Oh yeah, Puff called and left the numbers to his house phone, cell phone and boat phone. Him and Jeru kept arguing. It was like, “Word is bond, don’t ever say my name on no more records.” Jeru was like, “Word is bond? Do you know what ‘Word is bond’ means?” Puff was like, “Yeah, I know what that means. Like I said, Don’t ever say my name on no more records.” Jeru was like, “I can say whatever I want on my records.” It didn’t end right. That was around the time I gave Big the track for “Kick in the Door.” Puff didn’t like it and told me that I ain’t hitting it like I used to. He said that with a security guy next to him so I thought he was trying to play me. Big called me the next day and told me to come to the studio. I was like, “Sure but I have to make a new beat first.” He goes, “Nah, I want the one you did.” I said, “Puff don’t like it.” He said, “Fuck Puff. I’m going to kill it. I got some things to say though. Your man really got me tight.” I was like, “Do what you got to do.” I remember the night we held the session, it started off just me and Big. Slowly, throughout the night, more people came in. All of a sudden it looked like they were ganging up on me. I was there by myself on purpose because I [thought] if someone is going to act funny, it’s better if I go alone so if they move on me, we deal with things afterwards. I told Big, “Anyone move on Jeru, I’m coming back with him.” And I meant that. Gutta was there. D-Roc was there. Jay Black was there and I had to cover my laugh because I snickered.
What did you think when you heard “Kick in the Door?”

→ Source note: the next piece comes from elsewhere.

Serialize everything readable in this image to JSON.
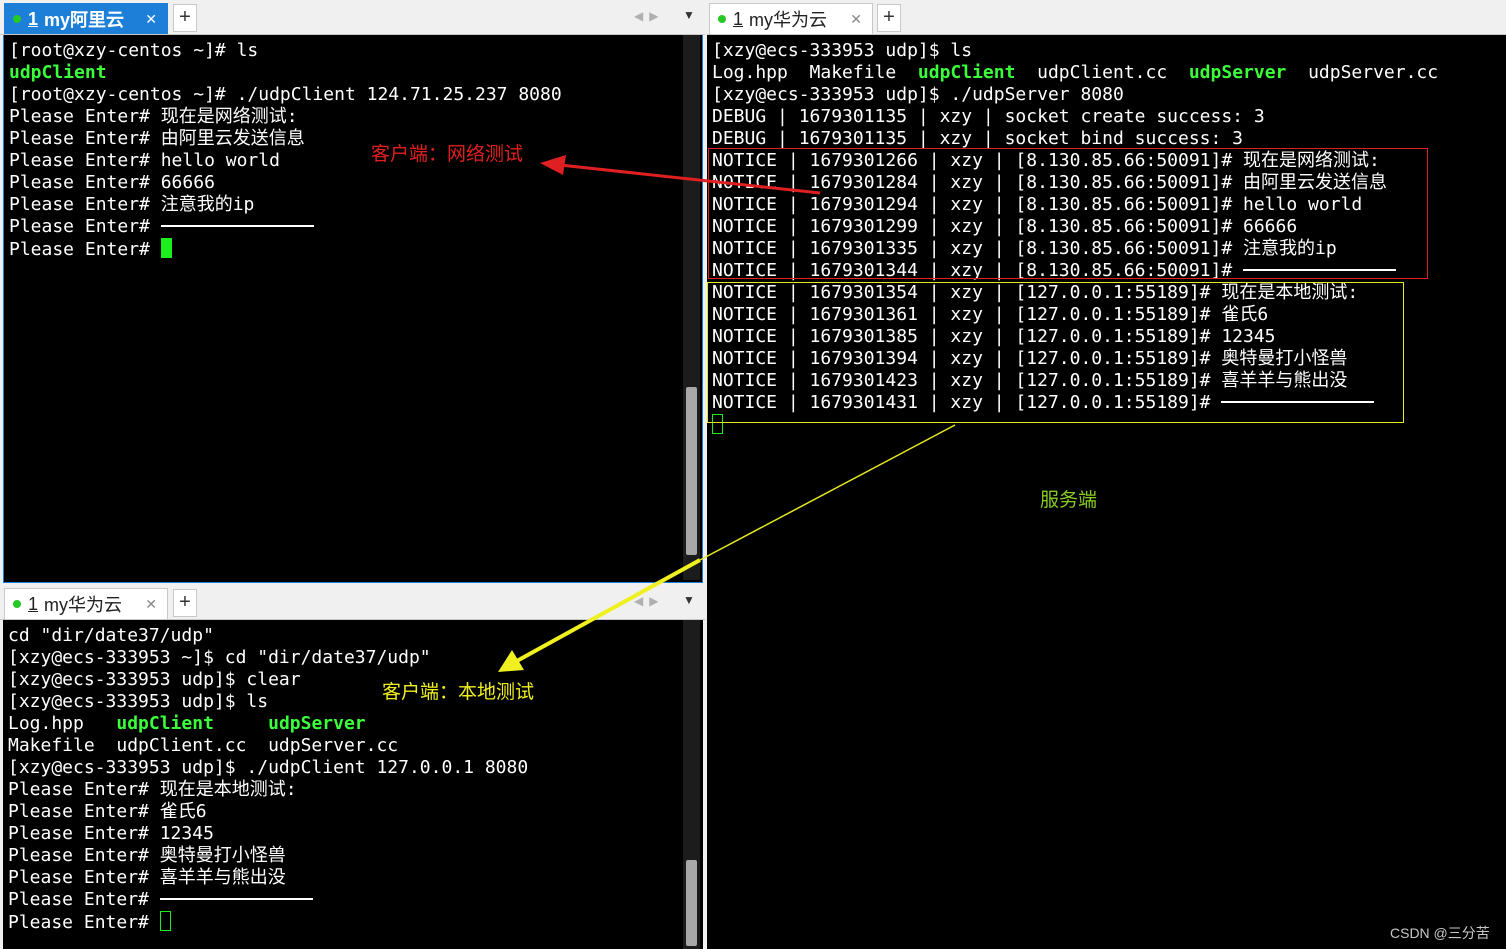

I was blown away by the first verse. Second verse, when he said, “Son, I’m surprised you run with them,” I stopped the tape. I was like, “That’s how you feel?” He goes, “I told you I had to get back at your man.” Just on some real nigga shit, I said, “Go on and say what you have to say. I’m going to let that one go.” Puff was there. I told Puff, “You and Jeru had your talk already.” Big interrupted and goes, “Preme that wasn’t a talk, that was an argument. Nothing got solved.” I was like, “That has nothing to do with you.” He goes, “C’mon man, Versace suit.” I said in front of all of them, “Anyone has a problem with Jeru then you have a problem with me, so move on me. Beat me up. I don’t want to get beat up but if that’s what I got to do to show you how loyal I am to my team and that we’re not dissing ya’ll. You’re making a big mistake if you do it.” I’ll never forget Puff. He was there at Daddy’s House like, “Yeah, we’re coming after Jeru the Damaja too!” I’ll tell you an ill story. The day after Suge did that at the Source Awards was a New Music Seminar convention. [Writer’s Note: Suge Knight dissed Puffy at the 1995 Source Awards.] [People thought] that Suge needs to watch him himself because he’ll get jumped in New York. No. We were at a panel with Buckwild and a couple other brothers. Then Big walked in. At the time, [Death Row] wanted Lady of Rage to work with me, I was like, I can’t do it until I get back from my tour. Rage and I were friends for a long time. But Suge’s brother was like, “If you can’t do it now, you can’t do it at all.” We did the songs and they didn’t accept them. Me, Big and Buckwild are kicking it, laughing, chopping it up. All of a sudden, we hear someone go, “You.” We look and it’s Suge Knight. We were all leaning against the wall. I go, “Me?” He goes, “You.” He comes over and goes, “Yo man, I didn’t really like those songs you did for Rage.” I was like, “Yo, I didn’t want to do the songs but your staff told me I had to. I didn’t have time to do it but that’s my homie and I want to be on her album.” He goes, “Don’t worry about [it]. When can yo do some new beats?” I go, “Couple of weeks.” He goes, “Well, Dogg Pound is coming out first so you got another month.” He was talking very civilized. I gave him a hug. Big walks up to Suge and says, “Ayo, I want to get in touch with Dre to do a couple of songs on my new album Life After Death.” Suge just looks at him and goes, “Yeah, aight.” And walks off.